Task to carry out: Go through the listing and copy each line that has the string "Floor" in it.

The data:

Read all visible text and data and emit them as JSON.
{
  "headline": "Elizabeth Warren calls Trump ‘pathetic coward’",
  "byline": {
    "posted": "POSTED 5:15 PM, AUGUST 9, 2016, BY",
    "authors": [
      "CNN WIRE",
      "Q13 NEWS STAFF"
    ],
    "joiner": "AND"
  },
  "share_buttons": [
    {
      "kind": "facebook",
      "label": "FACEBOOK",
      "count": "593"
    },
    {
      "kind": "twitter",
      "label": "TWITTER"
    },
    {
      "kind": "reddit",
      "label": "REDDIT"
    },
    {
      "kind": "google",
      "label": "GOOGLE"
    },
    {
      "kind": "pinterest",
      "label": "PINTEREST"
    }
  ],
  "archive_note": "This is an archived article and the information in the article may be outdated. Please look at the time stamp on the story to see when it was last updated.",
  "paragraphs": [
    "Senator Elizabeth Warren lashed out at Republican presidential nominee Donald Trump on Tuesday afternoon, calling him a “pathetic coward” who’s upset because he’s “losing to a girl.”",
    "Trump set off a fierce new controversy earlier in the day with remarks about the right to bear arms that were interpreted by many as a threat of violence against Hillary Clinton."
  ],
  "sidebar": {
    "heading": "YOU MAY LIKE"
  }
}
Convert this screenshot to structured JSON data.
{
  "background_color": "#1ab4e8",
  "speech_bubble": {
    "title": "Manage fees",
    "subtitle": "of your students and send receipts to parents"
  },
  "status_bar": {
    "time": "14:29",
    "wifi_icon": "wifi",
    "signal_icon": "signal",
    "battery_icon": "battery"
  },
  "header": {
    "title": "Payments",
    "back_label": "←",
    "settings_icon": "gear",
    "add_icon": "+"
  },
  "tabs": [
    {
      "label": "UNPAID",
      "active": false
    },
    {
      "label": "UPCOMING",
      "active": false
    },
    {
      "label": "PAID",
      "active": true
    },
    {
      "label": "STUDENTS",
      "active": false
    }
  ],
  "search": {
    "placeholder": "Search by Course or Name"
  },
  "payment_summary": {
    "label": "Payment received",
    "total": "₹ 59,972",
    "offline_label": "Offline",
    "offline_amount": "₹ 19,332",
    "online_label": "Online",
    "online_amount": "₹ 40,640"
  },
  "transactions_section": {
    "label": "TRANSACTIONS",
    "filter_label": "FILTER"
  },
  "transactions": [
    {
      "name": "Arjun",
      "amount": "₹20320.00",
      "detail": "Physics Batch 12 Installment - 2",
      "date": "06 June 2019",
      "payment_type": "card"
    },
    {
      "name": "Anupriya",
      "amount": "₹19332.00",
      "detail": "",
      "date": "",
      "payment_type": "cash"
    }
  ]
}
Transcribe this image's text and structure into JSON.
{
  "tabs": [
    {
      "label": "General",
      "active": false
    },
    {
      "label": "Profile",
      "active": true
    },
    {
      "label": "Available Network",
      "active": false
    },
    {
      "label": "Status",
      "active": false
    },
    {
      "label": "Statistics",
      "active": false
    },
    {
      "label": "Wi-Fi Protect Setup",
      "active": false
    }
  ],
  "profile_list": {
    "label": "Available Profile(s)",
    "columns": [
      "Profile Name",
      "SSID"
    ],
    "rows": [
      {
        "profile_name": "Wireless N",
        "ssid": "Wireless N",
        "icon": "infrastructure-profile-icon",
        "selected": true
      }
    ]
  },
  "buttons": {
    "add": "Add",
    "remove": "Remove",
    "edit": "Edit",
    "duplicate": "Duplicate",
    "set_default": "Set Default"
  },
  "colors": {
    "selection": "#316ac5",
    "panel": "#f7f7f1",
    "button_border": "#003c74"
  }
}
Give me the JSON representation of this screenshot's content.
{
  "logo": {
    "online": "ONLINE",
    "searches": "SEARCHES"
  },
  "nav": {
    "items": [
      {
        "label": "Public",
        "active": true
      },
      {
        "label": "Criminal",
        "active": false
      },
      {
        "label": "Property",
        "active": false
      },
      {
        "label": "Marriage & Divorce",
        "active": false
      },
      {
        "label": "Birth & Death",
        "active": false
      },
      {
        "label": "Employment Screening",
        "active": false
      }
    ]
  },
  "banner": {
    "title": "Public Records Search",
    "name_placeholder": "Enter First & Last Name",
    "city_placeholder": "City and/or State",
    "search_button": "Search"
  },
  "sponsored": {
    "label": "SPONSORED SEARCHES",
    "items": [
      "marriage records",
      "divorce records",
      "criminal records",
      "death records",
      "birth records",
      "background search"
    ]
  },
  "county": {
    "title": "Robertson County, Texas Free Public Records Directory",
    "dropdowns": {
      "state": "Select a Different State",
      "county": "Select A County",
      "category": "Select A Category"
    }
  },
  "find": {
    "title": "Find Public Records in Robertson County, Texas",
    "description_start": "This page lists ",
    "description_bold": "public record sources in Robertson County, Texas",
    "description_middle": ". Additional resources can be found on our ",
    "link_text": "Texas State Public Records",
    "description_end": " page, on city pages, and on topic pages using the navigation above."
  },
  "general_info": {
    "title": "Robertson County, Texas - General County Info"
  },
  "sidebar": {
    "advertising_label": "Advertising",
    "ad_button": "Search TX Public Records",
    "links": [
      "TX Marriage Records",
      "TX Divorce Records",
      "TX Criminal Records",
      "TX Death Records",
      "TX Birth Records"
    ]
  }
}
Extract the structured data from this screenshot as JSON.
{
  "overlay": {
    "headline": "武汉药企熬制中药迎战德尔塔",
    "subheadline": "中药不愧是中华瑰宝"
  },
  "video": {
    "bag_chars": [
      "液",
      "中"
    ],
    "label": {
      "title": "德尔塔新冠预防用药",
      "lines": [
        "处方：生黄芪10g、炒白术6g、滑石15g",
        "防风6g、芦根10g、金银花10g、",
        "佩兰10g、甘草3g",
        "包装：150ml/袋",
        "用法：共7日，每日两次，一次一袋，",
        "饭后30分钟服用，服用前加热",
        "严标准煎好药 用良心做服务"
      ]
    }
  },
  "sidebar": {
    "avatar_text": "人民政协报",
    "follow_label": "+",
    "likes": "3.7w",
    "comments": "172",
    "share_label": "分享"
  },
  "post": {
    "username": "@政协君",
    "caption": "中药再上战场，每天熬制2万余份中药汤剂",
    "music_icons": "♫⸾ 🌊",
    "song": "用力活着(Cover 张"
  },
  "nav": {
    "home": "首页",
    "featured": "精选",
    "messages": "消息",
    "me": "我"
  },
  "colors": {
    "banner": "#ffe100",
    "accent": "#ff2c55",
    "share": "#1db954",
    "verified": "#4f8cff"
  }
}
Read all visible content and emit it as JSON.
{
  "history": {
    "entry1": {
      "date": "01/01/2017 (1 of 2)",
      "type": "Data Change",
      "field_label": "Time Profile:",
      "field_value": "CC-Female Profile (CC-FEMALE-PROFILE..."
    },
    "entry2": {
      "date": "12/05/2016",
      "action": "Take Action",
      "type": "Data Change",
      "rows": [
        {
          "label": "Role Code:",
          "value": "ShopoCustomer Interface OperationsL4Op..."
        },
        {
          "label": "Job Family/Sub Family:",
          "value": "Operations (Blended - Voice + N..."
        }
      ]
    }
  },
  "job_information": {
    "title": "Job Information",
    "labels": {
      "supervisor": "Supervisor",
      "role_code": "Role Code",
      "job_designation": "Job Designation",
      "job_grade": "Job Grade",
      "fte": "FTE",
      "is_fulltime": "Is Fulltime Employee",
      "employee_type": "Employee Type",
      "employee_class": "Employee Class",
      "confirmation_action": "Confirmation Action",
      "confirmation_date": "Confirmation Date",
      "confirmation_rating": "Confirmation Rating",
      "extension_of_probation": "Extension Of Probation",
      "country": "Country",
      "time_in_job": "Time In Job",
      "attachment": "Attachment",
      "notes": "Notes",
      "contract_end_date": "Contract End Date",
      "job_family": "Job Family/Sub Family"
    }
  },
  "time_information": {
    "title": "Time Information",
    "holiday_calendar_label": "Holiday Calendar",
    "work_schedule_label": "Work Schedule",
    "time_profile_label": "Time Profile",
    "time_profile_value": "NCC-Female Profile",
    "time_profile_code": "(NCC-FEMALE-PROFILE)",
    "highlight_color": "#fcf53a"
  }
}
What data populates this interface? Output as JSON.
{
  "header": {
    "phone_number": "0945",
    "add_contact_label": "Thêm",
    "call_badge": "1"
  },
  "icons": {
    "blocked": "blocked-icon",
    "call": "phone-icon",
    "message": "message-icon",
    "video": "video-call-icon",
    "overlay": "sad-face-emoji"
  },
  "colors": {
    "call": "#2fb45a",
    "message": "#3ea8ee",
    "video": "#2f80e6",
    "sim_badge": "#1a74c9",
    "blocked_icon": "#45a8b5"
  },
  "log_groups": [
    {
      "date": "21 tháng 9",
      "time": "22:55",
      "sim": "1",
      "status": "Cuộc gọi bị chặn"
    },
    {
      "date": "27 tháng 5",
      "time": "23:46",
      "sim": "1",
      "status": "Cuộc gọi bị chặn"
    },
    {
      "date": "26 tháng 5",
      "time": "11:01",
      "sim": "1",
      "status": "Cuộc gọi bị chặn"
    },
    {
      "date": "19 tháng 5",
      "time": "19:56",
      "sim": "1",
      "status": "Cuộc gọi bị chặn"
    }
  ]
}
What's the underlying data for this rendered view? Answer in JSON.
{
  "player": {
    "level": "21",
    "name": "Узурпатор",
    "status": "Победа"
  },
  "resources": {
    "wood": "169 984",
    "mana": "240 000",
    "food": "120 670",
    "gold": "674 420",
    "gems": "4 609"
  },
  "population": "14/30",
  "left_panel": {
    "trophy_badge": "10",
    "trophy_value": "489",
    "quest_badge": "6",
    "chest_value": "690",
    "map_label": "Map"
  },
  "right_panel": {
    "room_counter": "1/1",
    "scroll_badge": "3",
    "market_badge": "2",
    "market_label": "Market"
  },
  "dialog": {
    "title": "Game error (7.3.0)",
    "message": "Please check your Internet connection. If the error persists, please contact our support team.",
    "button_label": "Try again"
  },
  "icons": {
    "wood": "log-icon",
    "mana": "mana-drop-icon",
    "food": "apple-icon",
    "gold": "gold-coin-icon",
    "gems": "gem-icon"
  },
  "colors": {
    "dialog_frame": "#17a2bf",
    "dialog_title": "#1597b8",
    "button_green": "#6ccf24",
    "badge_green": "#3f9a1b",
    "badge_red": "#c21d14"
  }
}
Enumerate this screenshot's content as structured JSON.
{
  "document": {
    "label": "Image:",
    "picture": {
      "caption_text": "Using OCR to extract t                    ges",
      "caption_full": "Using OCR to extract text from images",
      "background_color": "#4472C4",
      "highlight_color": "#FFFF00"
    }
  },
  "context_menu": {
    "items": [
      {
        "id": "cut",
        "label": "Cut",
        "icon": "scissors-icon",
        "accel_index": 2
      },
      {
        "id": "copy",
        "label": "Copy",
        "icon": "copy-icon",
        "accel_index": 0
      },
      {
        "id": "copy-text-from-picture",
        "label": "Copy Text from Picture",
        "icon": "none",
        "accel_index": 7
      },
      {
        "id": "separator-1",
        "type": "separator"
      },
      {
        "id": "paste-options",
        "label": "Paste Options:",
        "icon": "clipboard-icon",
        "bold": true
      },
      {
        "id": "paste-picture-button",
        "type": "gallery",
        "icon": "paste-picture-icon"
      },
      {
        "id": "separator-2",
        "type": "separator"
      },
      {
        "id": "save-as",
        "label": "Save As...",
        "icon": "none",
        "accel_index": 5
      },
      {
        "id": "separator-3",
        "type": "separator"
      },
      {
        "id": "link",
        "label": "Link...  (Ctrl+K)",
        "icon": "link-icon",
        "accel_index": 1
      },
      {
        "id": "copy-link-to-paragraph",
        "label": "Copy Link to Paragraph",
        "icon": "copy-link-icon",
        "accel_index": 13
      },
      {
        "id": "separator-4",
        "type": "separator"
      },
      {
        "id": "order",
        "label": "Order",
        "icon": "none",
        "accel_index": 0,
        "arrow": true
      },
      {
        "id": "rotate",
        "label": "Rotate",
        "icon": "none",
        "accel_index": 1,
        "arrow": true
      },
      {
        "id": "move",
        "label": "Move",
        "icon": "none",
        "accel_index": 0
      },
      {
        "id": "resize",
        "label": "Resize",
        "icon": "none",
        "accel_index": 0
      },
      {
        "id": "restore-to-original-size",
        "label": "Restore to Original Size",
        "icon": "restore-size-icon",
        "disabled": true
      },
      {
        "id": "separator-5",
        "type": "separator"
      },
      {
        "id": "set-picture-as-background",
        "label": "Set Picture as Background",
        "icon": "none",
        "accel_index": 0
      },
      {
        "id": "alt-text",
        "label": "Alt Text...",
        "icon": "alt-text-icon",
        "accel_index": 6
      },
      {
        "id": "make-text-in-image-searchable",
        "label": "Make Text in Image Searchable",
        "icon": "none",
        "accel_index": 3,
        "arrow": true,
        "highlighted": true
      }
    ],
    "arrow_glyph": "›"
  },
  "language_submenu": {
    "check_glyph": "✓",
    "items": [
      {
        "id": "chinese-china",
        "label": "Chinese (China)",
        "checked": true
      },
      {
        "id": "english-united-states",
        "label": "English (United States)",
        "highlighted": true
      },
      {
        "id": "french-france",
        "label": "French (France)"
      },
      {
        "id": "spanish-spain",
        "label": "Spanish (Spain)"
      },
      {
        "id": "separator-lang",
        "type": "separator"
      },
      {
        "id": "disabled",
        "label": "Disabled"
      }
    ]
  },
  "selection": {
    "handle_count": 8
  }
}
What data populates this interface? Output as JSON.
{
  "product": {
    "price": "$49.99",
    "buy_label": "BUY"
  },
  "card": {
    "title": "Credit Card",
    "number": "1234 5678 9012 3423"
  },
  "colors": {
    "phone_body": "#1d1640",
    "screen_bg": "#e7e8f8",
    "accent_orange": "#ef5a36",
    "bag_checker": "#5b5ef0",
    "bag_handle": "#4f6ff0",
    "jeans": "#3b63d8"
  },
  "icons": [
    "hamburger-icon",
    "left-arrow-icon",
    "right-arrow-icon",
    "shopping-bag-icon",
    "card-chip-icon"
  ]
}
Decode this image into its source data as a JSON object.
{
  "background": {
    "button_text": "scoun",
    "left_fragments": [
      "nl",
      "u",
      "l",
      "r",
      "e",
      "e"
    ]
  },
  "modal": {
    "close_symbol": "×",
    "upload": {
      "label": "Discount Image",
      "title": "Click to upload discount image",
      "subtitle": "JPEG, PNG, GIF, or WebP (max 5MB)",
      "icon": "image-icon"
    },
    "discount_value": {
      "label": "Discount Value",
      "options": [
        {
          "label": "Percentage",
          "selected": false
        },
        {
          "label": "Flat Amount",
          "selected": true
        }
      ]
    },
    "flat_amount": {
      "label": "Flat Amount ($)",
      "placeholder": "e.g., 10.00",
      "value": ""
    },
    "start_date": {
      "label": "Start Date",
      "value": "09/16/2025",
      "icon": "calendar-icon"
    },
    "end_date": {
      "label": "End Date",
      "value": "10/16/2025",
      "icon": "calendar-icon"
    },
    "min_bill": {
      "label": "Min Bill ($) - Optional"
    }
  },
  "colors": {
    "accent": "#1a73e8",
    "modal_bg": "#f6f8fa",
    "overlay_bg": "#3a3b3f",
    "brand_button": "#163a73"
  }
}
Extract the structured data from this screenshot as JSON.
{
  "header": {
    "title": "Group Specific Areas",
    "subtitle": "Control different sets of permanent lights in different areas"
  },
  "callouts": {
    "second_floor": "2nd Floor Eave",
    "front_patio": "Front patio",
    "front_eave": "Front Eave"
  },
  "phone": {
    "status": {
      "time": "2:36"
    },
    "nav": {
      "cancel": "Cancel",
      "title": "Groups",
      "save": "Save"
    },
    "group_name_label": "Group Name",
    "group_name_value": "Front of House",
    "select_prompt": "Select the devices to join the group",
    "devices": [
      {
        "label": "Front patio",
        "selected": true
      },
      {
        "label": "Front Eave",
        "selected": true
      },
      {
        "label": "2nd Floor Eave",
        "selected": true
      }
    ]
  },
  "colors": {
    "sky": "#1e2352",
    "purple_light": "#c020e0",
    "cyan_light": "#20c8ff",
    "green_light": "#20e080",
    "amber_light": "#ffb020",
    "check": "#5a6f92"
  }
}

Task result:
    "second_floor": "2nd Floor Eave",
        "label": "2nd Floor Eave",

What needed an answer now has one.